    BBC Have Your Say …”The scenario unfolding in the Ivory Coast is not new to Africa.In fact it is the order of the day since the new imposed wind of change blew lightly through the continent in the early 1990s.We have witnessed ‘stolent victory’ in the Cameroons where even the American embassy had the ‘true’ results yet was not willing to support the opposition candidate’s victory.We are witnesses to Moshhood Abiola being the man ‘widely believed’ to have won elections in Nigeria yet no one was ready to stand behind him.A few years ago Kibaki shamelessly had himself sworn in the most dramatic of swearing ins just to place himself in a better negotiating position.The result is what we all know today.The cases abound throughout the continent and yet we talk of Gbagbo as though it was a one off case.The interest of western countries and not the lives of poor African women and children is more important.That is why the likes of Paul Biya,Sani Abacha(may his soul rot in hell),Mwai Kibaki and Laurent Gbagbo will continue to reign with impunity.Do I blame Gbagbo for his actions?No!Do I hate what he is doing?Of course yes.And the solution can only come if the west abandones its hypocritical imperialistic relationship with Africa and move towards meaningful change and democracy in Africa.I know it sounds stupid to think that western countries will support an end to conflicts in Africa beacuse this will mean rising unemployment in their countries due to fall in demand for weapons and personnel in various fields in relation to conflict resolution.But would it not also be beneficial to the west if there was sustainable peace in Africa and they invested in a safe environment.The time for the UN and western democracies to come up with a white paper on elections in Africa and elsewhere is now.Unless the rules are set and imposed like IMF SAP prgrammes,lessons will never be learned even in the case of Laurent Gbagbo at hand.”

Leave a Reply

Fill in your details below or click an icon to log in:

WordPress.com Logo

You are commenting using your WordPress.com account. Log Out / Change )

Twitter picture

You are commenting using your Twitter account.

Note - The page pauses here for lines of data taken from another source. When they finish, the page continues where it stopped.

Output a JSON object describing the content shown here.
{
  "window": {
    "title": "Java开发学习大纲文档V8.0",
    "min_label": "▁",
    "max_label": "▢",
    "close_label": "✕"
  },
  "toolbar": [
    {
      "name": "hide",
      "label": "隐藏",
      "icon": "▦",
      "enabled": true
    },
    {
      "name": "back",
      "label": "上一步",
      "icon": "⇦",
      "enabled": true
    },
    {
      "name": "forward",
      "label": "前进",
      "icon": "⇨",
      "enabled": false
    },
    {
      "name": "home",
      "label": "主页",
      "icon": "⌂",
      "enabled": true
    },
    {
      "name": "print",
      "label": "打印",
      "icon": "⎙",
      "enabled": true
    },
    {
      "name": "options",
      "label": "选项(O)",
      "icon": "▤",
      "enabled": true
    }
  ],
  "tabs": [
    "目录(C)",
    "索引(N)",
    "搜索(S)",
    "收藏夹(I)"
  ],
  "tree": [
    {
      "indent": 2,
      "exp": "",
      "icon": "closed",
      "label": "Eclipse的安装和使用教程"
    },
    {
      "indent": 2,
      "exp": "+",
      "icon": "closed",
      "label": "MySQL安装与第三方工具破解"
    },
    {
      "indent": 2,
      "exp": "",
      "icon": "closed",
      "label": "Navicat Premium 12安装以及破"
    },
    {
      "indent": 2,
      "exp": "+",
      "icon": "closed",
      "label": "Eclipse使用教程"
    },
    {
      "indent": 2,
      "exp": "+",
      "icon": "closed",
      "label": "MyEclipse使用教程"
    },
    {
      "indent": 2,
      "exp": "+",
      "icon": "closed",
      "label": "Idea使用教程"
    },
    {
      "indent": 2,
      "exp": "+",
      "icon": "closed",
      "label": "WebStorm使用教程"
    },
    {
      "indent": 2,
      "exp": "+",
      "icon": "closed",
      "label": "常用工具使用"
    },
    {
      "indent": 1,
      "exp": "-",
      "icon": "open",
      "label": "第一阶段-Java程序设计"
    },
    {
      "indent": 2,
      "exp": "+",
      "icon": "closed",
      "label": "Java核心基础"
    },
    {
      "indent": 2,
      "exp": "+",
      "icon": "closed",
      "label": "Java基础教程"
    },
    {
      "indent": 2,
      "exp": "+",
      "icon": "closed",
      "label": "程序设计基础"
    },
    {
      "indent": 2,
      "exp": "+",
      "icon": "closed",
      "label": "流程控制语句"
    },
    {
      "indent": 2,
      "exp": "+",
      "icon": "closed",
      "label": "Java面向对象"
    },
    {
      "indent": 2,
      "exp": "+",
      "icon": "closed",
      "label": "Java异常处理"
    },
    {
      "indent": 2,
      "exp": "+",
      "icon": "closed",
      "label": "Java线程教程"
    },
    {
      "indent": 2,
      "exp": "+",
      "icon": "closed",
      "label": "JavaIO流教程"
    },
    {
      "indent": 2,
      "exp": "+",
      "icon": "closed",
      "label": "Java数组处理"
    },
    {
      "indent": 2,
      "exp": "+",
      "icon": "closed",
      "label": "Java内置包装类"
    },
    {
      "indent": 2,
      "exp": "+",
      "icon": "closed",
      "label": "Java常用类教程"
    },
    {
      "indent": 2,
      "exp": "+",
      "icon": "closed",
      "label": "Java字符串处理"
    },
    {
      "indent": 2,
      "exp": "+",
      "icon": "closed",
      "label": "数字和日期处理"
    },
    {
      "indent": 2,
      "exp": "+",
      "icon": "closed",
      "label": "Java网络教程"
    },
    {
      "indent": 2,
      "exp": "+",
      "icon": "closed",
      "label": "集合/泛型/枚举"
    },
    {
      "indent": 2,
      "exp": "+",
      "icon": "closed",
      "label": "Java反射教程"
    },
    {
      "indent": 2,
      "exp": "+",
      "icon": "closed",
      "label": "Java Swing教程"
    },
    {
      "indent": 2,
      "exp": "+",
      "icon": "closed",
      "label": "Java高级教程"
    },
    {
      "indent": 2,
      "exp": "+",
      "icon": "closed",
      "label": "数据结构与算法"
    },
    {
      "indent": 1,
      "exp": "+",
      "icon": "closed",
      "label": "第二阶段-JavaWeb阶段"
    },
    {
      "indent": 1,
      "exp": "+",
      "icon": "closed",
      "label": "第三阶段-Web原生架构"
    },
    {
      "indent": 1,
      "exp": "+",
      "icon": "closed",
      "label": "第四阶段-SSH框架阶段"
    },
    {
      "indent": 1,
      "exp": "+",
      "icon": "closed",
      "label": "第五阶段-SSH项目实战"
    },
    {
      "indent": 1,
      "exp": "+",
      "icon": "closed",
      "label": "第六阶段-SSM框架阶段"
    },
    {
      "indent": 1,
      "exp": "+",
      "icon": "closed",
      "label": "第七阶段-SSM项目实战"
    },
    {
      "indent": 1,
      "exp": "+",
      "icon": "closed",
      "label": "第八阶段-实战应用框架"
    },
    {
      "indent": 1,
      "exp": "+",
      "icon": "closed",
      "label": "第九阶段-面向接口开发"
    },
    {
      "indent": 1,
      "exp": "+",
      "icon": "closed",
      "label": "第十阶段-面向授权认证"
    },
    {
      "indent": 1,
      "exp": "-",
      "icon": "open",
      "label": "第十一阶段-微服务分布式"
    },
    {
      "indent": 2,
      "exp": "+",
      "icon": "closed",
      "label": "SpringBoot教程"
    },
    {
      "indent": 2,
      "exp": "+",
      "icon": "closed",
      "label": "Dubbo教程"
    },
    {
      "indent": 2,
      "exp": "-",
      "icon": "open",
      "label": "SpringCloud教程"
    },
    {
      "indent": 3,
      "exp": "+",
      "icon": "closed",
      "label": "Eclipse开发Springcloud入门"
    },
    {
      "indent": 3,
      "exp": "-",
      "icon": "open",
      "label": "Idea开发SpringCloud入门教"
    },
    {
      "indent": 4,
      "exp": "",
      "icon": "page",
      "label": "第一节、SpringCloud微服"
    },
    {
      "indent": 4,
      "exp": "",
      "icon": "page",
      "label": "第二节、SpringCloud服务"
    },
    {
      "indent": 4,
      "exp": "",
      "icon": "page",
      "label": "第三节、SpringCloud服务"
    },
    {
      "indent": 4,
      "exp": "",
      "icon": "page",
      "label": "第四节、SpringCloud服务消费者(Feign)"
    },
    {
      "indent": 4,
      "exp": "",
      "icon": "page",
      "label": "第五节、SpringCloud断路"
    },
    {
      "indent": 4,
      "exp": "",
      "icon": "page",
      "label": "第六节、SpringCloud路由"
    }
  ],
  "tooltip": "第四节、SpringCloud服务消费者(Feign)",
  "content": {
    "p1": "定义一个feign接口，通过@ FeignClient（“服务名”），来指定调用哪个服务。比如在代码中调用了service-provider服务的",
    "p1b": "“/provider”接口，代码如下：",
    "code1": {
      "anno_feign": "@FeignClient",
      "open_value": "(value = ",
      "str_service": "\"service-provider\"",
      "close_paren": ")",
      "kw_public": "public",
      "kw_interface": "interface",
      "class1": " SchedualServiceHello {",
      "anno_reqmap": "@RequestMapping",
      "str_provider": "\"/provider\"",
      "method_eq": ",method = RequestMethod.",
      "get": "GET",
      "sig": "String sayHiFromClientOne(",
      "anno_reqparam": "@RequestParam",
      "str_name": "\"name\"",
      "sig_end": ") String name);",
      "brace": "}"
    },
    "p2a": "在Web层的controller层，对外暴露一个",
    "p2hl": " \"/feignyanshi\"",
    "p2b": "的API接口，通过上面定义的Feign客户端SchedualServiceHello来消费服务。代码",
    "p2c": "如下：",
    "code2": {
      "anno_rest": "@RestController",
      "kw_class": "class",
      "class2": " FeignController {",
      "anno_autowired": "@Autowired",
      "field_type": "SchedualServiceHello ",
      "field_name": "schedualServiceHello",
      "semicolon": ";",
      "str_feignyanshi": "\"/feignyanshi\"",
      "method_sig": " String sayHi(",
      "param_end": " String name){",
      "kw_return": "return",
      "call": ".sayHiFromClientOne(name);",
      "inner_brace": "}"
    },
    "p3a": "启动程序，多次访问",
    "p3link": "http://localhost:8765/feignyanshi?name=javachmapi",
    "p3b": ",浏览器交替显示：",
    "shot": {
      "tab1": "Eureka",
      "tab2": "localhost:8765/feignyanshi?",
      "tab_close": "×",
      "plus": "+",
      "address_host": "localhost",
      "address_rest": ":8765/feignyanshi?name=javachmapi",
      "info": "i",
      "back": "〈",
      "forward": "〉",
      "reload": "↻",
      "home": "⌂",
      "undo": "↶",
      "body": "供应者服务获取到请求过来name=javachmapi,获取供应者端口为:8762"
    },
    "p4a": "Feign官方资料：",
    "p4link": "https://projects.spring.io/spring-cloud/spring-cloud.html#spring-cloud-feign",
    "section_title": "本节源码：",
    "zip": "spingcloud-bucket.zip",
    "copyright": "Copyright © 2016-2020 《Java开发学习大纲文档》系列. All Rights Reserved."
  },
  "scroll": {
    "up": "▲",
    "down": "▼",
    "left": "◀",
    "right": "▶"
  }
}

Log Out / Change )

Facebook photo

You are commenting using your Facebook account. Log Out / Change )

Google+ photo

You are commenting using your Google+ account. Log Out / Change )

Connecting to %s